The Portsmouth-based Type 23 frigate sailed yesterday for a seven-month deployment in the Atlantic.
Her ship’s company will be keeping up the Royal Navy’s presence in the region, protecting and reassuring British interests.
Despite a sudden burst of rain, dozens of relatives packed the Round Tower and the Hot Walls in Old Portsmouth to wave goodbye to family members on board.
Among them was 36-year-old Zoann Medcalf, who was there with her two sons Oliver, six, and Alfie, two.
They were waving goodbye to husband and father, Petty Officer Paul Medcalf, 37.
‘It’s going to be interesting to do such a long stint, and miss birthdays and Christmas, but we’ll be looking forward to seeing him again,’ said Zoann.
‘It’s his first long deployment since we’ve had our kid, so it’s an important day for them to see daddy go out.
‘It is sad, though. I’m being brave and I haven’t cried yet. We said goodbye earlier.
‘We’ve been lucky and had a few weeks off where he’s been at home so we’ve been able to do quite a bit.
‘Obviously we’ll be keeping in touch and Oliver loves writing so he’ll be writing things to him.’
It has taken months of preparation for HMS Richmond to be ready for her deployment.
In February, the ship’s company put trainee submariners through their paces off the west coast of Norway, while taking part in the gruelling Submarine Command Course.
In March, navigation students from the Maritime Warfare School joined the ship for an intensive training programme.
Later that month, the frigate completed two successful test firings of her Sea Wolf surface-to-air-missile system off the south coast of England.
In April, she played a part in a massive exercise off the coast of Scotland, and in May the crew completed the intensive Flag Officer Sea Training.

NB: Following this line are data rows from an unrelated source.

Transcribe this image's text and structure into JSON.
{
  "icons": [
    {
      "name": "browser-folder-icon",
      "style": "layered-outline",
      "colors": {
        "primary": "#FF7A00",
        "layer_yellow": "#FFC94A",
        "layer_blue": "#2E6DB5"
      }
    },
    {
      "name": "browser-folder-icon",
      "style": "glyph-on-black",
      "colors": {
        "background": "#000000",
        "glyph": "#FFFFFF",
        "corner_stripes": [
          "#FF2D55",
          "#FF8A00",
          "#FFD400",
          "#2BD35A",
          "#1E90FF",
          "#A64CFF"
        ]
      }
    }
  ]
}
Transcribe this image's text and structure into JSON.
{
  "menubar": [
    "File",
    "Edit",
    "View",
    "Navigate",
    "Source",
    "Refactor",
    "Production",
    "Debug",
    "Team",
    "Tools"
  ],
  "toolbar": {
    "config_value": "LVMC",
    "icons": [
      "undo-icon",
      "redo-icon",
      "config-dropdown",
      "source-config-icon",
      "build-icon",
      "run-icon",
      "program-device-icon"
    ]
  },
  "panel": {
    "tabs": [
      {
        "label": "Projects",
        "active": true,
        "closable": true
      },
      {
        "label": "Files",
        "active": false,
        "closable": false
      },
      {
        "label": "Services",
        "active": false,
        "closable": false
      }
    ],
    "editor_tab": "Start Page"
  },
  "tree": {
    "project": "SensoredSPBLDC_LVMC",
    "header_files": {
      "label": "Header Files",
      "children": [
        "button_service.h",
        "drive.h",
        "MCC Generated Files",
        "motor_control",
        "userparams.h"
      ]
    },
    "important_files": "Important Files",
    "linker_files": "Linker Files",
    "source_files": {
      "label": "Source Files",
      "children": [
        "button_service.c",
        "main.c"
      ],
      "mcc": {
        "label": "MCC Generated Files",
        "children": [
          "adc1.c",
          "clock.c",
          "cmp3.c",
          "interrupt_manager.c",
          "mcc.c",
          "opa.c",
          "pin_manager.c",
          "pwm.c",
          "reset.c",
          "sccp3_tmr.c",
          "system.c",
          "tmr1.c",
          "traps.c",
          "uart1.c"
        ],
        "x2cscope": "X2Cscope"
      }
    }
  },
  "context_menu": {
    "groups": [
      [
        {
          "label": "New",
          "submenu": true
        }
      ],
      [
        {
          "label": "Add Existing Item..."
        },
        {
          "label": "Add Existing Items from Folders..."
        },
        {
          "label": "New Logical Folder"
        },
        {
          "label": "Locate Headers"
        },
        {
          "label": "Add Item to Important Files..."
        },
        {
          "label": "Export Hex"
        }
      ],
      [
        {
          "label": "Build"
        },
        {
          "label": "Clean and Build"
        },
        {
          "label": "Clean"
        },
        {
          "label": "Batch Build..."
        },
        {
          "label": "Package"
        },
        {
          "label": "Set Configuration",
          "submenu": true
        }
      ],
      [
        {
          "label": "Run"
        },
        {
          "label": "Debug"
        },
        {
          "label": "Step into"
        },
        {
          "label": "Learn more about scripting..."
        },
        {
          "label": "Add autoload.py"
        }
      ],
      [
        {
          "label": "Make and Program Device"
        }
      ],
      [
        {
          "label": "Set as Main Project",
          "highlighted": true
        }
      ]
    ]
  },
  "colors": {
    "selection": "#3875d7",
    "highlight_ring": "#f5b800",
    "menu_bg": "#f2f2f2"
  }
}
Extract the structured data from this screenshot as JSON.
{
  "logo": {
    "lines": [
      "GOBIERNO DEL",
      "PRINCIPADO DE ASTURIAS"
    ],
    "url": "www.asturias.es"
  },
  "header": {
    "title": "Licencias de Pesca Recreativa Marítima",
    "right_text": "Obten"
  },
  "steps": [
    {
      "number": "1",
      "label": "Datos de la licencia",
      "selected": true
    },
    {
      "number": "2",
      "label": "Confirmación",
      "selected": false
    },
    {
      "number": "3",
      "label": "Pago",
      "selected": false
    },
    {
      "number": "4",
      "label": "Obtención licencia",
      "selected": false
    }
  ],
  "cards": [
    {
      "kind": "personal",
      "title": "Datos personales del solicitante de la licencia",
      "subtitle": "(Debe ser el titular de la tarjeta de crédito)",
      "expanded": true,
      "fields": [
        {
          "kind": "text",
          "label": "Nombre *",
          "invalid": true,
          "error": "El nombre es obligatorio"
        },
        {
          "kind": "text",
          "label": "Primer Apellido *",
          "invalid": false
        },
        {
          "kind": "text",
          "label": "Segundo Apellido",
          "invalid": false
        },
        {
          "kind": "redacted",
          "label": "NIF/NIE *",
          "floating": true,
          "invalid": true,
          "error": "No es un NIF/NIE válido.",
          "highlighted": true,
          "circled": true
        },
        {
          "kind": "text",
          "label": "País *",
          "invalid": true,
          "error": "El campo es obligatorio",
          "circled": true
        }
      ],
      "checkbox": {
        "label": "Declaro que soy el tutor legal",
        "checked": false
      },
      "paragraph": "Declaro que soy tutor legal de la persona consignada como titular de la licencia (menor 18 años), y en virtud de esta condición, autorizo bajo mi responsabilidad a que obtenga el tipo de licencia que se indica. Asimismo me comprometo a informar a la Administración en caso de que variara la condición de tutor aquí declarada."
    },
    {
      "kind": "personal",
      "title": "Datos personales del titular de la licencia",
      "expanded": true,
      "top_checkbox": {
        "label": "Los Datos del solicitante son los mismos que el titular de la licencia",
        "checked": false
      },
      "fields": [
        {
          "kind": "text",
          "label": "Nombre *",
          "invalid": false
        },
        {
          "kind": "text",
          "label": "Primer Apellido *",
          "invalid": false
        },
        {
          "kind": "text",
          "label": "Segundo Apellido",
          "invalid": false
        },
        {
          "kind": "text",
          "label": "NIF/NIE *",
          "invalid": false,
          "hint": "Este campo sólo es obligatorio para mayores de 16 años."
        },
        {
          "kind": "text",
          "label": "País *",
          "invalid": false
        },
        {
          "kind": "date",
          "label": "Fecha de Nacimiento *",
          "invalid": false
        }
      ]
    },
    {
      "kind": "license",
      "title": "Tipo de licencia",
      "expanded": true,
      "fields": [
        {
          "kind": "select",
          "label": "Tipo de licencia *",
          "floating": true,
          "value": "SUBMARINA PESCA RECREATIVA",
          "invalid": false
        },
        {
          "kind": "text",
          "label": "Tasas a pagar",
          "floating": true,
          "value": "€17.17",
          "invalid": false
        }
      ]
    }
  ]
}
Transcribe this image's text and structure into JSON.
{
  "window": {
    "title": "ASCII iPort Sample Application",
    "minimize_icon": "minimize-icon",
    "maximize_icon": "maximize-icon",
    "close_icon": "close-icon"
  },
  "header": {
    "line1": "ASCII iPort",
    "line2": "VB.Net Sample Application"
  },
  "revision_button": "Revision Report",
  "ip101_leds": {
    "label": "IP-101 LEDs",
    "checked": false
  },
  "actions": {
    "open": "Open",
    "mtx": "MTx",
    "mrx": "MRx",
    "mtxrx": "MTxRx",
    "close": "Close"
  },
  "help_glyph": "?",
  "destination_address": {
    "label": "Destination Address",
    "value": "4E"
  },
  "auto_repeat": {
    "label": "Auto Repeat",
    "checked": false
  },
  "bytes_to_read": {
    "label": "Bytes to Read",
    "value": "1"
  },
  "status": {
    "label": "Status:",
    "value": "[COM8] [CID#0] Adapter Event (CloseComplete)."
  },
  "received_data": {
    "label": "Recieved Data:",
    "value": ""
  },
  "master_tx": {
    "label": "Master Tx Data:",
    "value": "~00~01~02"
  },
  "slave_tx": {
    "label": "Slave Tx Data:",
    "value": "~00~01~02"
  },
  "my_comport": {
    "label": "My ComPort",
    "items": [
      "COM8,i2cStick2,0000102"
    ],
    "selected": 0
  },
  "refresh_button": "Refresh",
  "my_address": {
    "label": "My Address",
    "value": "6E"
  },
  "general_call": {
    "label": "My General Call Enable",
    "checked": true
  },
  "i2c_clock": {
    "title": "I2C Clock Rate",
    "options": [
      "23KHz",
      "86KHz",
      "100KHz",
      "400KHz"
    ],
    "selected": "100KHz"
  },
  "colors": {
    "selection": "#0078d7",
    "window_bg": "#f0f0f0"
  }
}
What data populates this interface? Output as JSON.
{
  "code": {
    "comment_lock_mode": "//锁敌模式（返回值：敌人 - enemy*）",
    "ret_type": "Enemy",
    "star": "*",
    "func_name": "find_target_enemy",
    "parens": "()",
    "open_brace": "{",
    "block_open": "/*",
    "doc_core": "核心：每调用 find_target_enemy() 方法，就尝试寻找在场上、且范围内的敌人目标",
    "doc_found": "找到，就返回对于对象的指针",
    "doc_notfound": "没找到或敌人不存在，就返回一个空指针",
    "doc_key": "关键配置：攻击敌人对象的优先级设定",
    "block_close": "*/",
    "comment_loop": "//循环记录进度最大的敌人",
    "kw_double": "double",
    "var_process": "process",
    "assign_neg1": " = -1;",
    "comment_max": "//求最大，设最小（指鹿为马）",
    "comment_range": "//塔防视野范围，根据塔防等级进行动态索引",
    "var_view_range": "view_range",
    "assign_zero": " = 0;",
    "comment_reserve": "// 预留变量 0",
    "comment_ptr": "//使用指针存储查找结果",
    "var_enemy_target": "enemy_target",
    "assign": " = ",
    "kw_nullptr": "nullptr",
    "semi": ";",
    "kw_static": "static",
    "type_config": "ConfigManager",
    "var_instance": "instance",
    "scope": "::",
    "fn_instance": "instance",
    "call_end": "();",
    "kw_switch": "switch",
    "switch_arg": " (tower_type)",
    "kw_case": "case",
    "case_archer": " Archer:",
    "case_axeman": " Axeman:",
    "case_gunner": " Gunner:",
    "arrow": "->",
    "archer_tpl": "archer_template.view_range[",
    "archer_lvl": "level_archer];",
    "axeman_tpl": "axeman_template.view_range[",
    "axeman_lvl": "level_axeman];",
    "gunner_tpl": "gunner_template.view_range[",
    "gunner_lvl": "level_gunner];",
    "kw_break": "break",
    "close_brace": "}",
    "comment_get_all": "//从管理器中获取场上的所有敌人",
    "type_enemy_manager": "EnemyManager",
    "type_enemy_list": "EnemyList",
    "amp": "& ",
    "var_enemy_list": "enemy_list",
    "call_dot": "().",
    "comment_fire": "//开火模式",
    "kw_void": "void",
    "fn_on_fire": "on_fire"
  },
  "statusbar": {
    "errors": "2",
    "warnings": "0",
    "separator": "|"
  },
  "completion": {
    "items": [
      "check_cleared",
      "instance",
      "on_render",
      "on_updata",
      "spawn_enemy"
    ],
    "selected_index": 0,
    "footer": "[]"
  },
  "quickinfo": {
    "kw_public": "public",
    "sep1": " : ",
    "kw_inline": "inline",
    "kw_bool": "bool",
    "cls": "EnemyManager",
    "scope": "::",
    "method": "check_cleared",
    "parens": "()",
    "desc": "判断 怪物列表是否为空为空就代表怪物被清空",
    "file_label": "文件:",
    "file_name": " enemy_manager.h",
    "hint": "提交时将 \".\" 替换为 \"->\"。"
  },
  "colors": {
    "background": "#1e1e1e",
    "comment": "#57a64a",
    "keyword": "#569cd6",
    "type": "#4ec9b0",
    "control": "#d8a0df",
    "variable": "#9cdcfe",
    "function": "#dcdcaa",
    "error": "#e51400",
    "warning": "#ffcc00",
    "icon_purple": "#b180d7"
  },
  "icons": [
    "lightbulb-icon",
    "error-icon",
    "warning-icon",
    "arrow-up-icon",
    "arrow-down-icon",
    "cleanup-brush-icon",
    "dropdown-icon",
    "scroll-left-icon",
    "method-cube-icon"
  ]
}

The ship’s company have had a few weeks to rest since May, while the ship went through maintenance to get her ready for the deployment.
Jasmine White, 57, of Broad Street in Old Portsmouth, was watching the ship sail out of the harbour.
She said: ‘It is very sad seeing all of these people waving goodbye.
‘They must be very proud but it must be so difficult for them. I do think they are very brave.’